- **Problem to solve**:
From the first line to the last, reproduce the records exactly.

- **Provided entries**:
- - - - - - -
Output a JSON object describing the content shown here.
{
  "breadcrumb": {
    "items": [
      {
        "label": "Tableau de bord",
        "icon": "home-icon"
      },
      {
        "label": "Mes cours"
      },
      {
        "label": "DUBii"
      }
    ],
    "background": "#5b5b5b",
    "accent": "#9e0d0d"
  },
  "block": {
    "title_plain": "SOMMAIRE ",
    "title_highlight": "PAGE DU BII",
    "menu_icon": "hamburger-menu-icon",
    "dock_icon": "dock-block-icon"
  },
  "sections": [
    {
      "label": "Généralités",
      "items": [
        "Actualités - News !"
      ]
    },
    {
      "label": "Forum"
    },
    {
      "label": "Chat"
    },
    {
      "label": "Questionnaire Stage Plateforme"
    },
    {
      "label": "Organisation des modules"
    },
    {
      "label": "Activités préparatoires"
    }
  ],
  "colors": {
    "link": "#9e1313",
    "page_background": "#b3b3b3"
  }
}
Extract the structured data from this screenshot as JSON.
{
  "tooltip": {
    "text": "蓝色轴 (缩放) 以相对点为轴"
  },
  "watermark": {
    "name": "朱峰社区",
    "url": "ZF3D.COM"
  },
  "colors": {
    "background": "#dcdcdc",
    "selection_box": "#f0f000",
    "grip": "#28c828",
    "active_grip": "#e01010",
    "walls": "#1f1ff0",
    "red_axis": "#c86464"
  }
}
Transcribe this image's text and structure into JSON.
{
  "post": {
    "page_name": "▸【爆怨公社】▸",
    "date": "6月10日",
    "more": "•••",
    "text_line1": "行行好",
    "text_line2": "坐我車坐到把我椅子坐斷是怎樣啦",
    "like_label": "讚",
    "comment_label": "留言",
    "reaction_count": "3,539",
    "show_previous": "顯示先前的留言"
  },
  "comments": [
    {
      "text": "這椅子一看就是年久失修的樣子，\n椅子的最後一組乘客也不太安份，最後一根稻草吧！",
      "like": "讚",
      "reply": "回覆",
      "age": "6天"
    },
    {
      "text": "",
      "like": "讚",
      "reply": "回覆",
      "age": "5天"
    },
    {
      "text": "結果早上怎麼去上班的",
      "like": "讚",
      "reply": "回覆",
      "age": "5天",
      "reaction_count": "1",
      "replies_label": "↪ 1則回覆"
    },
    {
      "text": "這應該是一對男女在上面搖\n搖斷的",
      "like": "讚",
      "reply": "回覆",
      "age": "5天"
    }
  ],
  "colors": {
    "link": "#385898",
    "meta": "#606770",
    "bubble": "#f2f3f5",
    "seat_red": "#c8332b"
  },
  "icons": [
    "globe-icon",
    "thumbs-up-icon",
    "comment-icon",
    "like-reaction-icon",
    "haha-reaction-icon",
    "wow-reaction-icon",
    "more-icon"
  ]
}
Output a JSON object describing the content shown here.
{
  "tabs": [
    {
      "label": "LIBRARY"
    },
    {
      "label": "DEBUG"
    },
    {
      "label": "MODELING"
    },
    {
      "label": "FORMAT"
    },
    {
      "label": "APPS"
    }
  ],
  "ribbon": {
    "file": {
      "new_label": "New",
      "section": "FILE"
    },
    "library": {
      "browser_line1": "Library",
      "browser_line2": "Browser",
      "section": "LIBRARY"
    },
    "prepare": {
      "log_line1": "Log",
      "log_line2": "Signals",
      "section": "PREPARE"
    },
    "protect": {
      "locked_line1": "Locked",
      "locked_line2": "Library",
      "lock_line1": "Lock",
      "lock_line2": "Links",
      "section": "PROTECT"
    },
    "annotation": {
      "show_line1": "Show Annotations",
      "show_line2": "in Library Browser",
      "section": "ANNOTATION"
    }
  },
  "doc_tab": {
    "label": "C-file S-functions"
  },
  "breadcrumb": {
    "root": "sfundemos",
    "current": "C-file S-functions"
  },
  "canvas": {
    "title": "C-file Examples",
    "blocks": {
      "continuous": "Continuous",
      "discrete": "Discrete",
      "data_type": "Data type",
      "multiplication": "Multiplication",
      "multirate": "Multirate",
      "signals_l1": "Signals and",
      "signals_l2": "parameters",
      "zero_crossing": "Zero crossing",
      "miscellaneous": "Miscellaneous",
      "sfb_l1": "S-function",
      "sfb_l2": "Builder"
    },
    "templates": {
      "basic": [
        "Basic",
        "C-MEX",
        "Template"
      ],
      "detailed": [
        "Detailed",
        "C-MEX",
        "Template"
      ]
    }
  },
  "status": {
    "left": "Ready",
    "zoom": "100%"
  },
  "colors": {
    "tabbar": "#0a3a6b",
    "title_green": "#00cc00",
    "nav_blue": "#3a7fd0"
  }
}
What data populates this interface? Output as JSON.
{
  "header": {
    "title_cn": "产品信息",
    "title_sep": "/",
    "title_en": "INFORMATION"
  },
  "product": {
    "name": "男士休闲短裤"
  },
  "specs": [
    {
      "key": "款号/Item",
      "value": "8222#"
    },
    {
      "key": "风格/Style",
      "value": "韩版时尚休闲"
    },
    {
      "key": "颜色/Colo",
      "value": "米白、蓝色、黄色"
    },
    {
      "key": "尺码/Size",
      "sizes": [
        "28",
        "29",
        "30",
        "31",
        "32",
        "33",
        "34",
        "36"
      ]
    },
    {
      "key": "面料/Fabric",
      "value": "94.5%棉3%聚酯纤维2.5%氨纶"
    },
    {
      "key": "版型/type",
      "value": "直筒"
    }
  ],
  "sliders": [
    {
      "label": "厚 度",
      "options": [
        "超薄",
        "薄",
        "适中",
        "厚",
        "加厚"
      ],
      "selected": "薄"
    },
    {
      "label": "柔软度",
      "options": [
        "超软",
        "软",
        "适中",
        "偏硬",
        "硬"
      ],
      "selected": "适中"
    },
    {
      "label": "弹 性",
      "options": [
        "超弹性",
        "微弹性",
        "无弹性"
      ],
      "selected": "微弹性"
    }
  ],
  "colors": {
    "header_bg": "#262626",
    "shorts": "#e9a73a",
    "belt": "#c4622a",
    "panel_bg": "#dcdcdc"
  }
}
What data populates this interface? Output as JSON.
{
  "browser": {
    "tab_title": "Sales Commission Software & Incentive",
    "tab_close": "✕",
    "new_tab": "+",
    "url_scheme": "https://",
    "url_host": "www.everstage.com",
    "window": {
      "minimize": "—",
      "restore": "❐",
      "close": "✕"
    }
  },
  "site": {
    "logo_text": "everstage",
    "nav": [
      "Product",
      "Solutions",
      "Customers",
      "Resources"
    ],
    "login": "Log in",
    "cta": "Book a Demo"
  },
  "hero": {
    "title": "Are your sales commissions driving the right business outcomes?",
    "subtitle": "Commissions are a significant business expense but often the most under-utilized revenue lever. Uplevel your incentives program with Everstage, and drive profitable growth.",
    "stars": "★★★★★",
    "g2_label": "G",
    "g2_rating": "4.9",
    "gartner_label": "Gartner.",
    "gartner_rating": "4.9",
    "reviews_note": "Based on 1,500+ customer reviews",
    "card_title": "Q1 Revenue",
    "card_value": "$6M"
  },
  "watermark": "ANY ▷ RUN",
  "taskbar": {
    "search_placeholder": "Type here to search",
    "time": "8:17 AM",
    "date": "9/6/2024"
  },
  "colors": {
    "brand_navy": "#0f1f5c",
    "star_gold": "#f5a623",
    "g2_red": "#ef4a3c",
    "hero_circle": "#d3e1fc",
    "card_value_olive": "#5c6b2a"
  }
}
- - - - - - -
- **Answer for this exercise**:
Output a JSON object describing the content shown here.
{
  "breadcrumb": {
    "items": [
      {
        "label": "Tableau de bord",
        "icon": "home-icon"
      },
      {
        "label": "Mes cours"
      },
      {
        "label": "DUBii"
      }
    ],
    "background": "#5b5b5b",
    "accent": "#9e0d0d"
  },
  "block": {
    "title_plain": "SOMMAIRE ",
    "title_highlight": "PAGE DU BII",
    "menu_icon": "hamburger-menu-icon",
    "dock_icon": "dock-block-icon"
  },
  "sections": [
    {
      "label": "Généralités",
      "items": [
        "Actualités - News !"
      ]
    },
    {
      "label": "Forum"
    },
    {
      "label": "Chat"
    },
    {
      "label": "Questionnaire Stage Plateforme"
    },
    {
      "label": "Organisation des modules"
    },
    {
      "label": "Activités préparatoires"
    }
  ],
  "colors": {
    "link": "#9e1313",
    "page_background": "#b3b3b3"
  }
}
Extract the structured data from this screenshot as JSON.
{
  "tooltip": {
    "text": "蓝色轴 (缩放) 以相对点为轴"
  },
  "watermark": {
    "name": "朱峰社区",
    "url": "ZF3D.COM"
  },
  "colors": {
    "background": "#dcdcdc",
    "selection_box": "#f0f000",
    "grip": "#28c828",
    "active_grip": "#e01010",
    "walls": "#1f1ff0",
    "red_axis": "#c86464"
  }
}
Transcribe this image's text and structure into JSON.
{
  "post": {
    "page_name": "▸【爆怨公社】▸",
    "date": "6月10日",
    "more": "•••",
    "text_line1": "行行好",
    "text_line2": "坐我車坐到把我椅子坐斷是怎樣啦",
    "like_label": "讚",
    "comment_label": "留言",
    "reaction_count": "3,539",
    "show_previous": "顯示先前的留言"
  },
  "comments": [
    {
      "text": "這椅子一看就是年久失修的樣子，\n椅子的最後一組乘客也不太安份，最後一根稻草吧！",
      "like": "讚",
      "reply": "回覆",
      "age": "6天"
    },
    {
      "text": "",
      "like": "讚",
      "reply": "回覆",
      "age": "5天"
    },
    {
      "text": "結果早上怎麼去上班的",
      "like": "讚",
      "reply": "回覆",
      "age": "5天",
      "reaction_count": "1",
      "replies_label": "↪ 1則回覆"
    },
    {
      "text": "這應該是一對男女在上面搖\n搖斷的",
      "like": "讚",
      "reply": "回覆",
      "age": "5天"
    }
  ],
  "colors": {
    "link": "#385898",
    "meta": "#606770",
    "bubble": "#f2f3f5",
    "seat_red": "#c8332b"
  },
  "icons": [
    "globe-icon",
    "thumbs-up-icon",
    "comment-icon",
    "like-reaction-icon",
    "haha-reaction-icon",
    "wow-reaction-icon",
    "more-icon"
  ]
}
Output a JSON object describing the content shown here.
{
  "tabs": [
    {
      "label": "LIBRARY"
    },
    {
      "label": "DEBUG"
    },
    {
      "label": "MODELING"
    },
    {
      "label": "FORMAT"
    },
    {
      "label": "APPS"
    }
  ],
  "ribbon": {
    "file": {
      "new_label": "New",
      "section": "FILE"
    },
    "library": {
      "browser_line1": "Library",
      "browser_line2": "Browser",
      "section": "LIBRARY"
    },
    "prepare": {
      "log_line1": "Log",
      "log_line2": "Signals",
      "section": "PREPARE"
    },
    "protect": {
      "locked_line1": "Locked",
      "locked_line2": "Library",
      "lock_line1": "Lock",
      "lock_line2": "Links",
      "section": "PROTECT"
    },
    "annotation": {
      "show_line1": "Show Annotations",
      "show_line2": "in Library Browser",
      "section": "ANNOTATION"
    }
  },
  "doc_tab": {
    "label": "C-file S-functions"
  },
  "breadcrumb": {
    "root": "sfundemos",
    "current": "C-file S-functions"
  },
  "canvas": {
    "title": "C-file Examples",
    "blocks": {
      "continuous": "Continuous",
      "discrete": "Discrete",
      "data_type": "Data type",
      "multiplication": "Multiplication",
      "multirate": "Multirate",
      "signals_l1": "Signals and",
      "signals_l2": "parameters",
      "zero_crossing": "Zero crossing",
      "miscellaneous": "Miscellaneous",
      "sfb_l1": "S-function",
      "sfb_l2": "Builder"
    },
    "templates": {
      "basic": [
        "Basic",
        "C-MEX",
        "Template"
      ],
      "detailed": [
        "Detailed",
        "C-MEX",
        "Template"
      ]
    }
  },
  "status": {
    "left": "Ready",
    "zoom": "100%"
  },
  "colors": {
    "tabbar": "#0a3a6b",
    "title_green": "#00cc00",
    "nav_blue": "#3a7fd0"
  }
}
What data populates this interface? Output as JSON.
{
  "header": {
    "title_cn": "产品信息",
    "title_sep": "/",
    "title_en": "INFORMATION"
  },
  "product": {
    "name": "男士休闲短裤"
  },
  "specs": [
    {
      "key": "款号/Item",
      "value": "8222#"
    },
    {
      "key": "风格/Style",
      "value": "韩版时尚休闲"
    },
    {
      "key": "颜色/Colo",
      "value": "米白、蓝色、黄色"
    },
    {
      "key": "尺码/Size",
      "sizes": [
        "28",
        "29",
        "30",
        "31",
        "32",
        "33",
        "34",
        "36"
      ]
    },
    {
      "key": "面料/Fabric",
      "value": "94.5%棉3%聚酯纤维2.5%氨纶"
    },
    {
      "key": "版型/type",
      "value": "直筒"
    }
  ],
  "sliders": [
    {
      "label": "厚 度",
      "options": [
        "超薄",
        "薄",
        "适中",
        "厚",
        "加厚"
      ],
      "selected": "薄"
    },
    {
      "label": "柔软度",
      "options": [
        "超软",
        "软",
        "适中",
        "偏硬",
        "硬"
      ],
      "selected": "适中"
    },
    {
      "label": "弹 性",
      "options": [
        "超弹性",
        "微弹性",
        "无弹性"
      ],
      "selected": "微弹性"
    }
  ],
  "colors": {
    "header_bg": "#262626",
    "shorts": "#e9a73a",
    "belt": "#c4622a",
    "panel_bg": "#dcdcdc"
  }
}
What data populates this interface? Output as JSON.
{
  "browser": {
    "tab_title": "Sales Commission Software & Incentive",
    "tab_close": "✕",
    "new_tab": "+",
    "url_scheme": "https://",
    "url_host": "www.everstage.com",
    "window": {
      "minimize": "—",
      "restore": "❐",
      "close": "✕"
    }
  },
  "site": {
    "logo_text": "everstage",
    "nav": [
      "Product",
      "Solutions",
      "Customers",
      "Resources"
    ],
    "login": "Log in",
    "cta": "Book a Demo"
  },
  "hero": {
    "title": "Are your sales commissions driving the right business outcomes?",
    "subtitle": "Commissions are a significant business expense but often the most under-utilized revenue lever. Uplevel your incentives program with Everstage, and drive profitable growth.",
    "stars": "★★★★★",
    "g2_label": "G",
    "g2_rating": "4.9",
    "gartner_label": "Gartner.",
    "gartner_rating": "4.9",
    "reviews_note": "Based on 1,500+ customer reviews",
    "card_title": "Q1 Revenue",
    "card_value": "$6M"
  },
  "watermark": "ANY ▷ RUN",
  "taskbar": {
    "search_placeholder": "Type here to search",
    "time": "8:17 AM",
    "date": "9/6/2024"
  },
  "colors": {
    "brand_navy": "#0f1f5c",
    "star_gold": "#f5a623",
    "g2_red": "#ef4a3c",
    "hero_circle": "#d3e1fc",
    "card_value_olive": "#5c6b2a"
  }
}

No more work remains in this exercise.